REVERE — Four days before they go to the polls to vote for or reject a proposed Suffolk Downs casino, local residents drew sharp contrasts between a casino’s job-creating power and what critics called the potential for crime to follow gambling into the city.
Voters like Michael Benevento and Cheryl Frye think next Tuesday’s local vote to approve or reject Suffolk and Mohegan Sun’s proposed casino partnership will be much closer than the nearly 60 percent pro-casino vote last November.
“It’s just my feeling about how people are talking,” said Benevento.
The subject is hard to avoid with a banner strung across Broadway in front of City Hall reading: “Please vote on election day.”
Benevento thinks introducing gambling at Suffolk Downs will spur development in the city, but gambling opponent Frye said she is worried about the “crime factor” she thinks is associated with casino gambling.
“I’ve been against it from the start,” Frye said.
The state Gaming Commission’s current schedule calls for the five-member commission to license up to three resort casinos in Massachusetts by May 30. Revere and Everett are competing sites for an Eastern Massachusetts casino.
Revere voters supported a Suffolk casino in last November’s vote, but East Boston residents rejected the gambling proposal, setting the stage for Suffolk and Mohegan executives to announce plans to build a $1.3 billion gambling complex only in Revere.
Steven Moscato thinks the ideal Massachusetts casino site is a semi-rural location off a major highway, but he thinks Revere voters will approve a Suffolk casino site.
“I’d say it’s 50-50 how it will help the city: There are jobs — part-time ones at least — and the downside is crime and traffic,” Moscato said.
Casino supporter Peggy Ferreira said a “no” vote against a Revere casino means gambling dollars spent by local and area residents will continue to flow to casinos in other states. She remembers the golden age of local race wagering when Wonderland Greyhound Park and Suffolk Downs drew crowds to the two tracks.
“We’ve had the dogs and the horses — what’s the problem?” she said.
The problem, in Roman Irby’s view, is that a casino could “bring a lot of trouble to the city,” including drug dealing, said Irby.

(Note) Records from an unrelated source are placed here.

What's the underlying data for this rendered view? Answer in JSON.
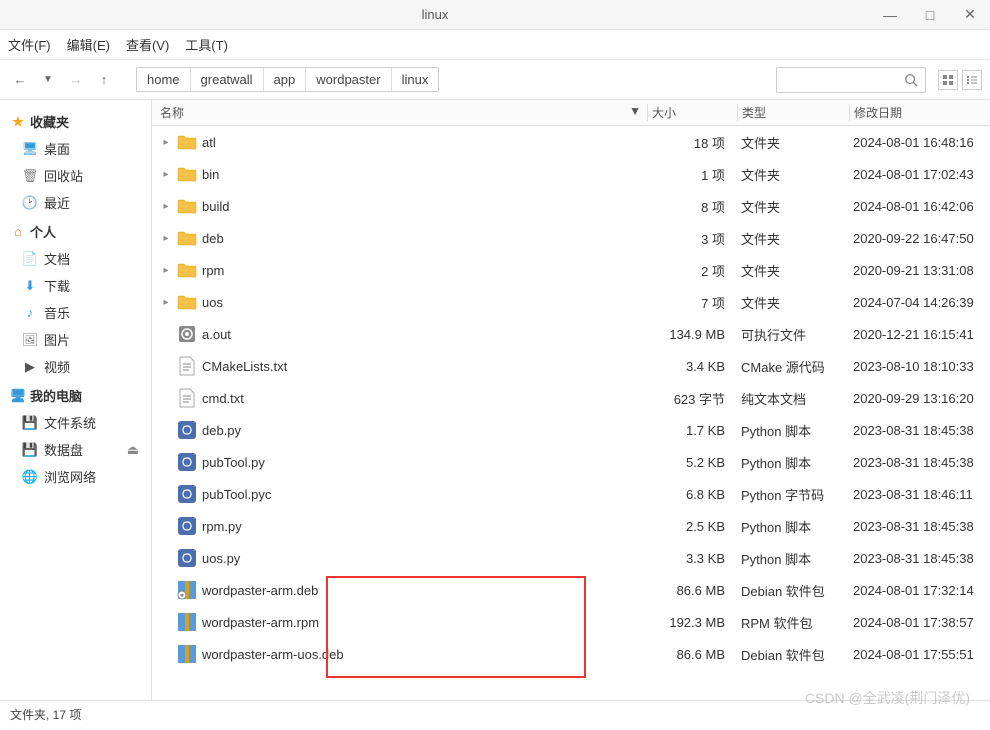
{
  "window": {
    "title": "linux"
  },
  "menu": {
    "file": "文件(F)",
    "edit": "编辑(E)",
    "view": "查看(V)",
    "tool": "工具(T)"
  },
  "breadcrumb": [
    "home",
    "greatwall",
    "app",
    "wordpaster",
    "linux"
  ],
  "sidebar": {
    "favorites": {
      "title": "收藏夹",
      "items": [
        {
          "label": "桌面",
          "icon": "desktop"
        },
        {
          "label": "回收站",
          "icon": "trash"
        },
        {
          "label": "最近",
          "icon": "recent"
        }
      ]
    },
    "personal": {
      "title": "个人",
      "items": [
        {
          "label": "文档",
          "icon": "doc"
        },
        {
          "label": "下载",
          "icon": "download"
        },
        {
          "label": "音乐",
          "icon": "music"
        },
        {
          "label": "图片",
          "icon": "picture"
        },
        {
          "label": "视频",
          "icon": "video"
        }
      ]
    },
    "computer": {
      "title": "我的电脑",
      "items": [
        {
          "label": "文件系统",
          "icon": "disk"
        },
        {
          "label": "数据盘",
          "icon": "disk",
          "eject": true
        },
        {
          "label": "浏览网络",
          "icon": "network"
        }
      ]
    }
  },
  "columns": {
    "name": "名称",
    "sort": "▼",
    "size": "大小",
    "type": "类型",
    "date": "修改日期"
  },
  "files": [
    {
      "name": "atl",
      "size": "18 项",
      "type": "文件夹",
      "date": "2024-08-01 16:48:16",
      "icon": "folder",
      "expandable": true
    },
    {
      "name": "bin",
      "size": "1 项",
      "type": "文件夹",
      "date": "2024-08-01 17:02:43",
      "icon": "folder",
      "expandable": true
    },
    {
      "name": "build",
      "size": "8 项",
      "type": "文件夹",
      "date": "2024-08-01 16:42:06",
      "icon": "folder",
      "expandable": true
    },
    {
      "name": "deb",
      "size": "3 项",
      "type": "文件夹",
      "date": "2020-09-22 16:47:50",
      "icon": "folder",
      "expandable": true
    },
    {
      "name": "rpm",
      "size": "2 项",
      "type": "文件夹",
      "date": "2020-09-21 13:31:08",
      "icon": "folder",
      "expandable": true
    },
    {
      "name": "uos",
      "size": "7 项",
      "type": "文件夹",
      "date": "2024-07-04 14:26:39",
      "icon": "folder",
      "expandable": true
    },
    {
      "name": "a.out",
      "size": "134.9 MB",
      "type": "可执行文件",
      "date": "2020-12-21 16:15:41",
      "icon": "exec"
    },
    {
      "name": "CMakeLists.txt",
      "size": "3.4 KB",
      "type": "CMake 源代码",
      "date": "2023-08-10 18:10:33",
      "icon": "text"
    },
    {
      "name": "cmd.txt",
      "size": "623 字节",
      "type": "纯文本文档",
      "date": "2020-09-29 13:16:20",
      "icon": "text"
    },
    {
      "name": "deb.py",
      "size": "1.7 KB",
      "type": "Python 脚本",
      "date": "2023-08-31 18:45:38",
      "icon": "python"
    },
    {
      "name": "pubTool.py",
      "size": "5.2 KB",
      "type": "Python 脚本",
      "date": "2023-08-31 18:45:38",
      "icon": "python"
    },
    {
      "name": "pubTool.pyc",
      "size": "6.8 KB",
      "type": "Python 字节码",
      "date": "2023-08-31 18:46:11",
      "icon": "python"
    },
    {
      "name": "rpm.py",
      "size": "2.5 KB",
      "type": "Python 脚本",
      "date": "2023-08-31 18:45:38",
      "icon": "python"
    },
    {
      "name": "uos.py",
      "size": "3.3 KB",
      "type": "Python 脚本",
      "date": "2023-08-31 18:45:38",
      "icon": "python"
    },
    {
      "name": "wordpaster-arm.deb",
      "size": "86.6 MB",
      "type": "Debian 软件包",
      "date": "2024-08-01 17:32:14",
      "icon": "package",
      "lock": true
    },
    {
      "name": "wordpaster-arm.rpm",
      "size": "192.3 MB",
      "type": "RPM 软件包",
      "date": "2024-08-01 17:38:57",
      "icon": "package"
    },
    {
      "name": "wordpaster-arm-uos.deb",
      "size": "86.6 MB",
      "type": "Debian 软件包",
      "date": "2024-08-01 17:55:51",
      "icon": "package"
    }
  ],
  "status": "文件夹, 17 项",
  "watermark": "CSDN @全武凌(荆门泽优)"
}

Benevento said casino opponents are contacting voters on the eve of the Feb. 25 vote. Casino proponent organizations, including Revere Says Yes and Friends of Mohegan Sun, are holding rallies this weekend, according to a Suffolk-Mohegan press statement.
Saber Abougalala said he does not gamble in line with his Islamic faith, but the Revere businessman said money generated by casino gambling will benefit local businesses and create jobs. In Andrew James’ view, a local vote against a Revere casino means money made from gambling will most likely go to Everett where a competing casino proposal is under commission review.
Benevento and resident Michelle Ciano said the upcoming casino vote has triggered strong feelings among people they know.
“I think there’s a lot of mixed emotions,” she said.